The Cuban influence is evident in many pre-1940s jazz tunes, but rhythmically, they are all based on single-celled motifs such as tresillo , and do not contain an overt two-celled, clave -based structure. Caravan , written by Juan Tizol and first performed in 1936, is an example of an early pre-Latin jazz composition. It is not clave-based. On the other hand, jazzy renditions of Don Azpiazú 's " The Peanut Vendor " ("El manicero") by Louis Armstrong (1930), Duke Ellington (1931), and Stan Kenton (1948), are all firmly in-clave since the 2-3 guajeo provides the primary counterpoint to the melody throughout the entire song.

Eventbrite - Cuban Research Institute (FIU) presents Classically Cuban Concert | Together: In Memory of Carlos Averhoff, Sr. - Sunday, …

Joey Foster Ellis tells The Wu-Force's "Paper Lanterns" story through collage. YouTube hide caption

In the Cuban realm of the African diaspora, Yemoja, the Yoruba Goddess of Waters, is Daymé Arocena ’s Guardian Angel, the spiritual energy that drives her singing power and stage presence. After her induction into Santeria, Afro-Cuban’s most widespread religion, Arocena, distinctively, always dresses in white in acknowledgement of the atonement she reached through her initiation. The power she has inherited by channelling her tradition through singing is as important to Daymé as honing her jazz virtuosity, rocking shows, or literally singing her heart out. She studied music at Havana’s Amadeo Roldan Conservatory. During her years at Cuba’s most important music school, Daymé became knowledgeable about the trumpet, the piano, the guitar, and piano; however choir directing was where she really found herself.

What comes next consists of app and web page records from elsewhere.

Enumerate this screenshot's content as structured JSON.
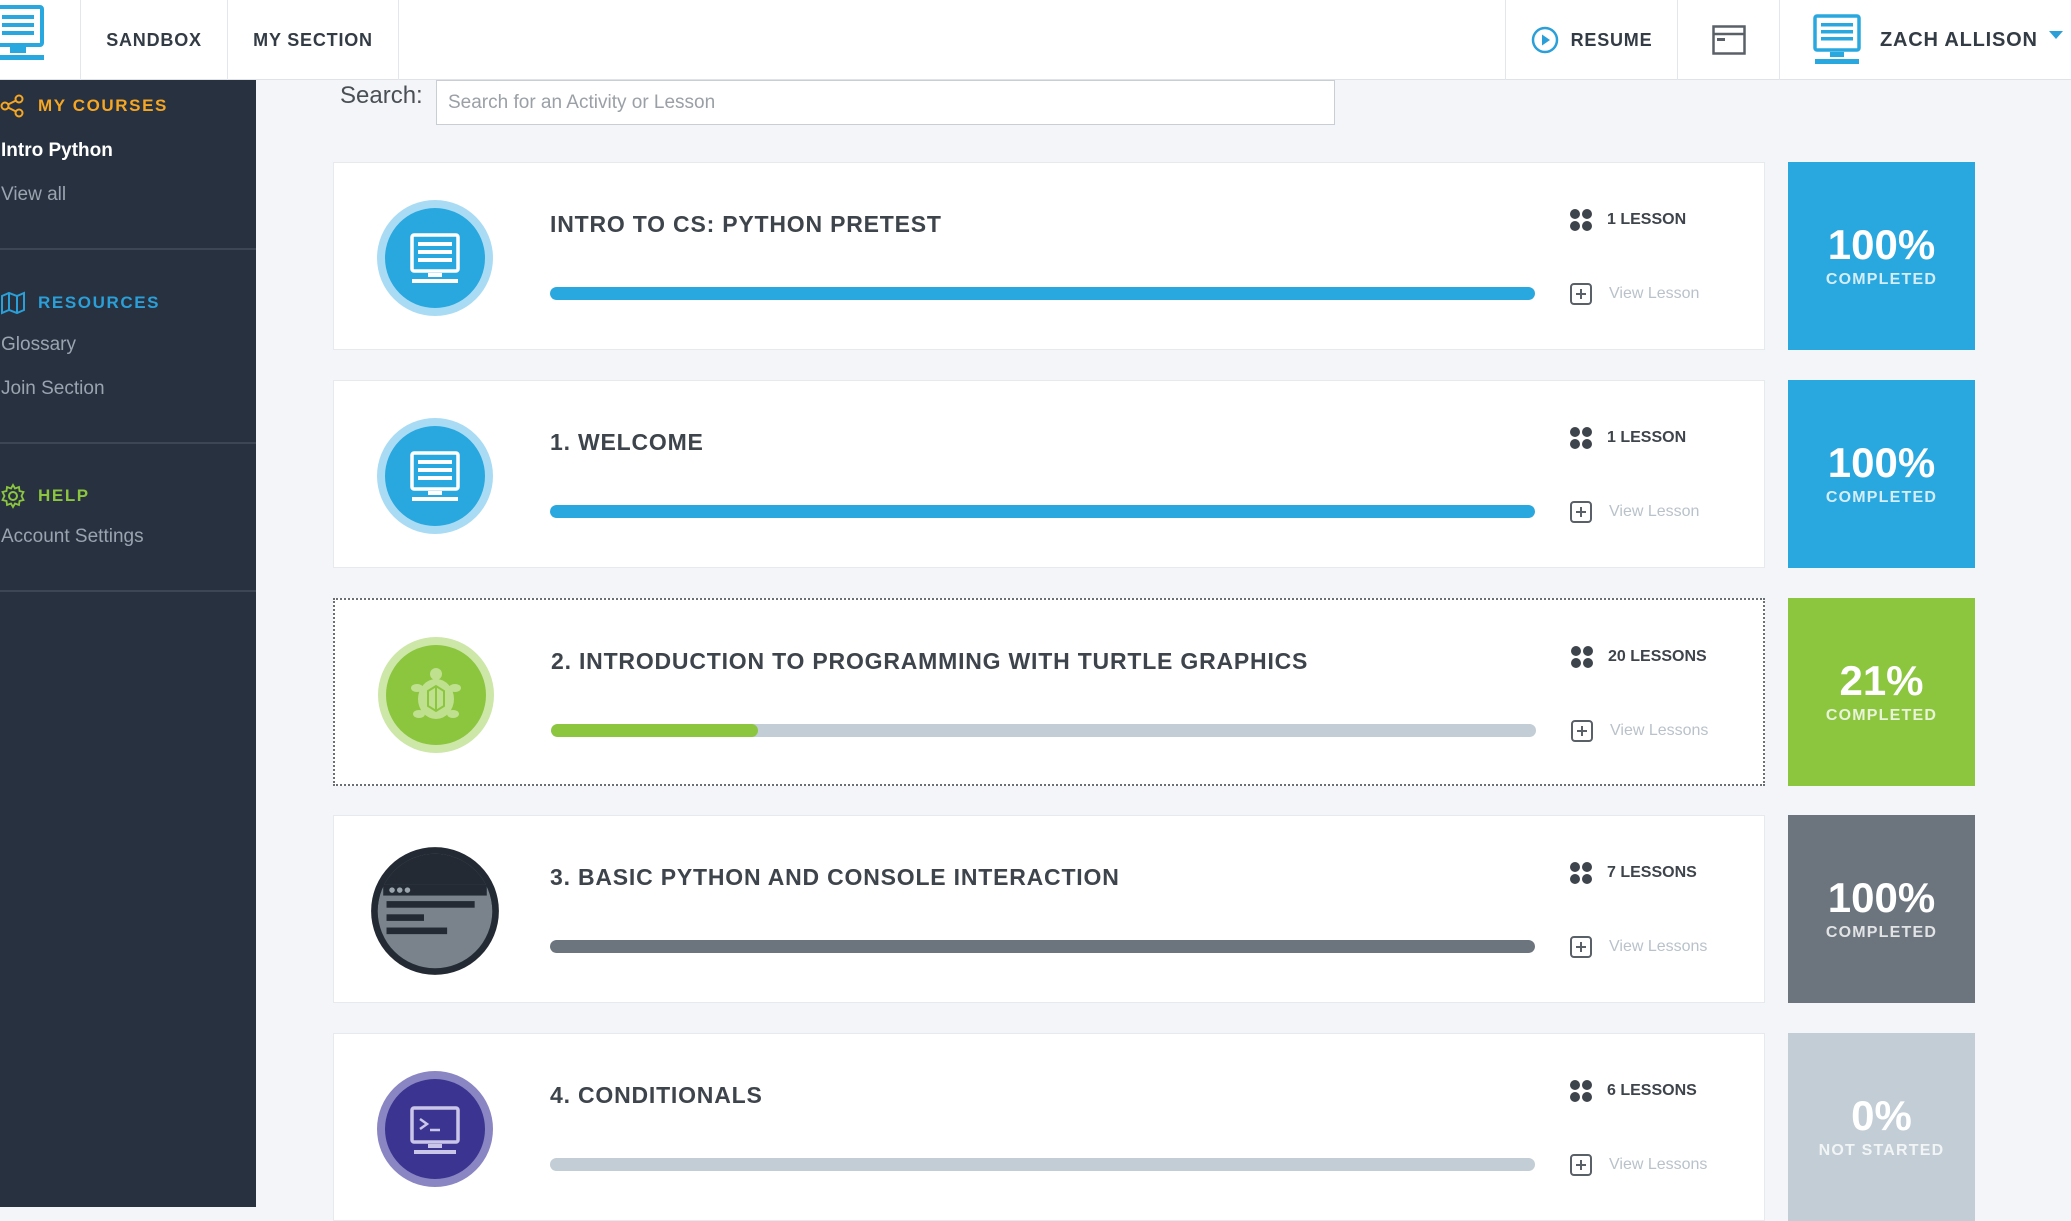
{
  "nav": {
    "sandbox": "SANDBOX",
    "my_section": "MY SECTION",
    "resume": "RESUME",
    "user_name": "ZACH ALLISON"
  },
  "sidebar": {
    "my_courses": {
      "heading": "MY COURSES",
      "items": [
        "Intro Python",
        "View all"
      ]
    },
    "resources": {
      "heading": "RESOURCES",
      "items": [
        "Glossary",
        "Join Section"
      ]
    },
    "help": {
      "heading": "HELP",
      "items": [
        "Account Settings"
      ]
    }
  },
  "search": {
    "label": "Search:",
    "placeholder": "Search for an Activity or Lesson"
  },
  "colors": {
    "blue": "#29a8e0",
    "green": "#8cc63f",
    "gray": "#6c757e",
    "light_gray": "#c2cdd5",
    "purple": "#3b3591",
    "orange": "#f5a623"
  },
  "courses": [
    {
      "title": "INTRO TO CS: PYTHON PRETEST",
      "lessons": "1 LESSON",
      "view": "View Lesson",
      "progress": 1.0,
      "percent": "100%",
      "status": "COMPLETED",
      "icon": "monitor-icon"
    },
    {
      "title": "1. WELCOME",
      "lessons": "1 LESSON",
      "view": "View Lesson",
      "progress": 1.0,
      "percent": "100%",
      "status": "COMPLETED",
      "icon": "monitor-icon"
    },
    {
      "title": "2. INTRODUCTION TO PROGRAMMING WITH TURTLE GRAPHICS",
      "lessons": "20 LESSONS",
      "view": "View Lessons",
      "progress": 0.21,
      "percent": "21%",
      "status": "COMPLETED",
      "icon": "turtle-icon"
    },
    {
      "title": "3. BASIC PYTHON AND CONSOLE INTERACTION",
      "lessons": "7 LESSONS",
      "view": "View Lessons",
      "progress": 1.0,
      "percent": "100%",
      "status": "COMPLETED",
      "icon": "console-window-icon"
    },
    {
      "title": "4. CONDITIONALS",
      "lessons": "6 LESSONS",
      "view": "View Lessons",
      "progress": 0.0,
      "percent": "0%",
      "status": "NOT STARTED",
      "icon": "terminal-icon"
    }
  ]
}
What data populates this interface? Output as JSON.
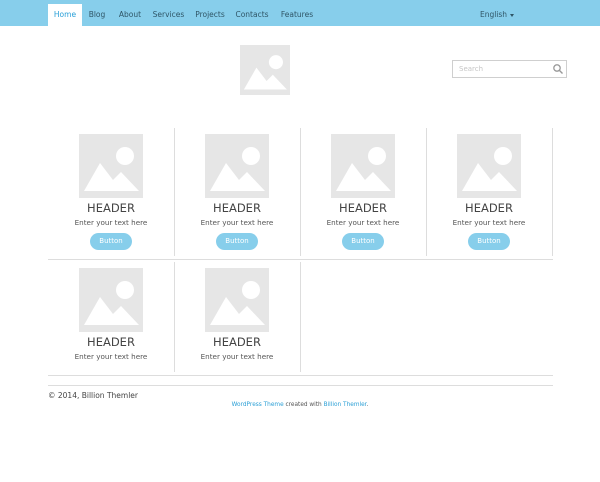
{
  "nav": {
    "items": [
      {
        "label": "Home"
      },
      {
        "label": "Blog"
      },
      {
        "label": "About"
      },
      {
        "label": "Services"
      },
      {
        "label": "Projects"
      },
      {
        "label": "Contacts"
      },
      {
        "label": "Features"
      }
    ],
    "language": "English"
  },
  "search": {
    "placeholder": "Search"
  },
  "cards": [
    {
      "header": "HEADER",
      "text": "Enter your text here",
      "button": "Button"
    },
    {
      "header": "HEADER",
      "text": "Enter your text here",
      "button": "Button"
    },
    {
      "header": "HEADER",
      "text": "Enter your text here",
      "button": "Button"
    },
    {
      "header": "HEADER",
      "text": "Enter your text here",
      "button": "Button"
    },
    {
      "header": "HEADER",
      "text": "Enter your text here"
    },
    {
      "header": "HEADER",
      "text": "Enter your text here"
    }
  ],
  "footer": {
    "copyright": "© 2014, Billion Themler",
    "credit_link1": "WordPress Theme",
    "credit_mid": " created with ",
    "credit_link2": "Billion Themler",
    "credit_end": "."
  },
  "colors": {
    "accent": "#87ceeb",
    "link": "#2a9fd6",
    "placeholder_gray": "#e6e6e6"
  }
}
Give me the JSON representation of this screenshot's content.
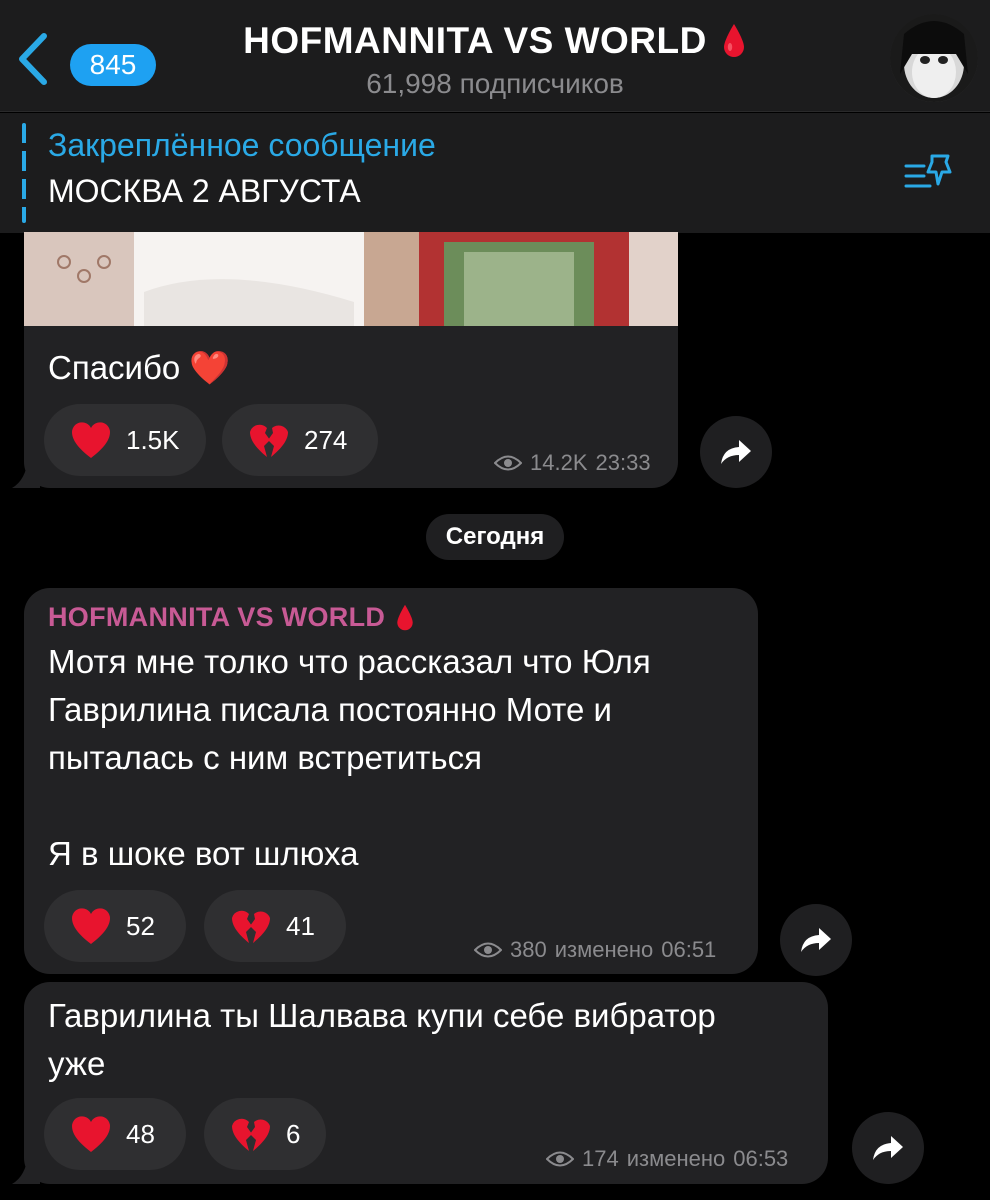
{
  "header": {
    "back_badge": "845",
    "title": "HOFMANNITA VS WORLD",
    "subscribers": "61,998 подписчиков"
  },
  "pinned": {
    "title": "Закреплённое сообщение",
    "text": "МОСКВА 2 АВГУСТА"
  },
  "messages": [
    {
      "text": "Спасибо ❤️",
      "reactions": [
        {
          "icon": "red-heart-icon",
          "count": "1.5K"
        },
        {
          "icon": "broken-heart-icon",
          "count": "274"
        }
      ],
      "views": "14.2K",
      "time": "23:33"
    },
    {
      "author": "HOFMANNITA VS WORLD",
      "text_lines": [
        "Мотя мне толко что рассказал что Юля",
        "Гаврилина писала постоянно Моте и",
        "пыталась с ним встретиться",
        "",
        "Я в шоке вот шлюха"
      ],
      "reactions": [
        {
          "icon": "red-heart-icon",
          "count": "52"
        },
        {
          "icon": "broken-heart-icon",
          "count": "41"
        }
      ],
      "views": "380",
      "edited": "изменено",
      "time": "06:51"
    },
    {
      "text_lines": [
        "Гаврилина ты Шалвава купи себе вибратор",
        "уже"
      ],
      "reactions": [
        {
          "icon": "red-heart-icon",
          "count": "48"
        },
        {
          "icon": "broken-heart-icon",
          "count": "6"
        }
      ],
      "views": "174",
      "edited": "изменено",
      "time": "06:53"
    }
  ],
  "date_separator": "Сегодня",
  "colors": {
    "accent": "#2aa9e6",
    "badge": "#1ea1f2",
    "author": "#c85a95",
    "bubble": "#222224",
    "heart": "#e8142e"
  }
}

Afro Cuban Band Have A Real Good TimeAfro Cuban Band Have A Real Good TimeAfro Cuban Band Have A Real Good TimeAfro Cuban Band Have A Real Good Time